__Supplied records__:
● ● ● ● ● ● ●

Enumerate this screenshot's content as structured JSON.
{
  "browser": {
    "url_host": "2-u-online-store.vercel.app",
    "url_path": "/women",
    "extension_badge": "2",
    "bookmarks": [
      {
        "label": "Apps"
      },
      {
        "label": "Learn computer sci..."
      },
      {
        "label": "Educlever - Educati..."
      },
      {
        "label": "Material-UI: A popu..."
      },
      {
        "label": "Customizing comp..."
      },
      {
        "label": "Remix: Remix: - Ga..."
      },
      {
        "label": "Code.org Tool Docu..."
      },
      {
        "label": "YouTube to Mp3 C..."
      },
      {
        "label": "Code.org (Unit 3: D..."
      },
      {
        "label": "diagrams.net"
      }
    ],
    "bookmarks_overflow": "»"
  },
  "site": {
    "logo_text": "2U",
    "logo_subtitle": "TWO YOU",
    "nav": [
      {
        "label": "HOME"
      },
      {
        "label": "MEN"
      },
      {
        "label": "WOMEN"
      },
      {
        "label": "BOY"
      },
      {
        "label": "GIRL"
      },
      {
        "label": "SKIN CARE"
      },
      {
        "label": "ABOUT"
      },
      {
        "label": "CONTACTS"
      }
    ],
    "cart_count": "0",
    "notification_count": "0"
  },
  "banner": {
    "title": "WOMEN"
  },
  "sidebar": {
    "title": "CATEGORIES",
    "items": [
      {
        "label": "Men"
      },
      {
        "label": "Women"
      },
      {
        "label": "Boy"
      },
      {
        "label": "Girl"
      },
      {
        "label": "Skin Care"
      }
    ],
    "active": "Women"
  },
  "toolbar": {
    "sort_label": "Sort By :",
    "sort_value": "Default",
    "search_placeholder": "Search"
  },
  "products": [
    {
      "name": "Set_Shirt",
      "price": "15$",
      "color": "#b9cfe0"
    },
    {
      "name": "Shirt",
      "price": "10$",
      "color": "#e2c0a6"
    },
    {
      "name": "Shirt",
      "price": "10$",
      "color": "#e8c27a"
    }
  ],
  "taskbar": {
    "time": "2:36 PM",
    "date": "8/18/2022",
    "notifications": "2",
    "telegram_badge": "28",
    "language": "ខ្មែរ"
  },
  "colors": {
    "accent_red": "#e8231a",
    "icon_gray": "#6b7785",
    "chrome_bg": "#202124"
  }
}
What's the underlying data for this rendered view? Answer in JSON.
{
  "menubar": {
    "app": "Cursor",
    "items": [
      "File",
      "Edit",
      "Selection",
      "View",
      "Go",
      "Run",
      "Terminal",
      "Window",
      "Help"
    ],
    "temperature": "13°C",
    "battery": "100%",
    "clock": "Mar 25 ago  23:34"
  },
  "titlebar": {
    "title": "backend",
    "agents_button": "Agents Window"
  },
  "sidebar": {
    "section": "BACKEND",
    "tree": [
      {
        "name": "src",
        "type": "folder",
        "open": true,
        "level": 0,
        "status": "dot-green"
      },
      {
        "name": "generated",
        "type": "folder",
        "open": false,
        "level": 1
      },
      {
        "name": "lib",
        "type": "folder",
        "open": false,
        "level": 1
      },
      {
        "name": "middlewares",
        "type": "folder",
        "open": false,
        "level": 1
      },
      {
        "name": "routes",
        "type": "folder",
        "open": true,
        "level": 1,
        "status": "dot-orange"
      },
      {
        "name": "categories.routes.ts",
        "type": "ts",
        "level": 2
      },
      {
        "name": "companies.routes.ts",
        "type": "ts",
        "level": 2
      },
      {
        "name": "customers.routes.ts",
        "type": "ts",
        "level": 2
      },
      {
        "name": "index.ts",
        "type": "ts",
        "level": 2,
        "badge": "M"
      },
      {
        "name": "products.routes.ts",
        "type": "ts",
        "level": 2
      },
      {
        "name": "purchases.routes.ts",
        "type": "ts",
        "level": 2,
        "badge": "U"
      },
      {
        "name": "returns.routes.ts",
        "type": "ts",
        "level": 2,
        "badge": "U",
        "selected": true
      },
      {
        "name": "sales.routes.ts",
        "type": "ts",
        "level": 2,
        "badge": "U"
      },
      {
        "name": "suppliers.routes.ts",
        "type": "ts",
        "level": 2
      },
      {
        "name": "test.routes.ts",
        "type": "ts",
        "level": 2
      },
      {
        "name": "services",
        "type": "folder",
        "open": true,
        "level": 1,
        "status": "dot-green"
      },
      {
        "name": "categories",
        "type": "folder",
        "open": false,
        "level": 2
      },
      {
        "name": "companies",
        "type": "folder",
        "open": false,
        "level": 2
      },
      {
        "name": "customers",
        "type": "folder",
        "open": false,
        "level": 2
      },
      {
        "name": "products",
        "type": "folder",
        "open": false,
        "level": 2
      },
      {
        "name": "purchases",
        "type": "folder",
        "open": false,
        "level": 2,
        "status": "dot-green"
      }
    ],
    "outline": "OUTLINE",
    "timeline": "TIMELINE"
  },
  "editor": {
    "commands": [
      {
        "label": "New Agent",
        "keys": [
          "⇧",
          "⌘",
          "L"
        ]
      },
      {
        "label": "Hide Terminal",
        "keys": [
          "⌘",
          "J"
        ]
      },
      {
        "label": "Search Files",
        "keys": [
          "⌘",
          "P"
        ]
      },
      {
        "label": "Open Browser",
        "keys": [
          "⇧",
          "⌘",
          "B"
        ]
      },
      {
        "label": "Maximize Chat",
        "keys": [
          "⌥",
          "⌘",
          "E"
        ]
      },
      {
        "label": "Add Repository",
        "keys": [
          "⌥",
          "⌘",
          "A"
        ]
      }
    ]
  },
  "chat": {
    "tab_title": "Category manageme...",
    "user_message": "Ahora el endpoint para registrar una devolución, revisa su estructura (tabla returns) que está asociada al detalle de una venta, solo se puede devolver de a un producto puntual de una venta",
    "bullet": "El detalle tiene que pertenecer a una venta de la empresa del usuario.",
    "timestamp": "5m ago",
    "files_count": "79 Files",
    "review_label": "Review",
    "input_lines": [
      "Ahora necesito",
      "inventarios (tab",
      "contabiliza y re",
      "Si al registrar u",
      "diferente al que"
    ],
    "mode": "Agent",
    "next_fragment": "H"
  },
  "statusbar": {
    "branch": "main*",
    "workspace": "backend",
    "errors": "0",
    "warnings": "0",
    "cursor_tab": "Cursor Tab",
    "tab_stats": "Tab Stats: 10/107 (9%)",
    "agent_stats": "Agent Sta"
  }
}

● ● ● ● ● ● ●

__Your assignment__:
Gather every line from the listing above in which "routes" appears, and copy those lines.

__Exercise answer__:
        "name": "routes",
        "name": "categories.routes.ts",
        "name": "companies.routes.ts",
        "name": "customers.routes.ts",
        "name": "products.routes.ts",
        "name": "purchases.routes.ts",
        "name": "returns.routes.ts",
        "name": "sales.routes.ts",
        "name": "suppliers.routes.ts",
        "name": "test.routes.ts",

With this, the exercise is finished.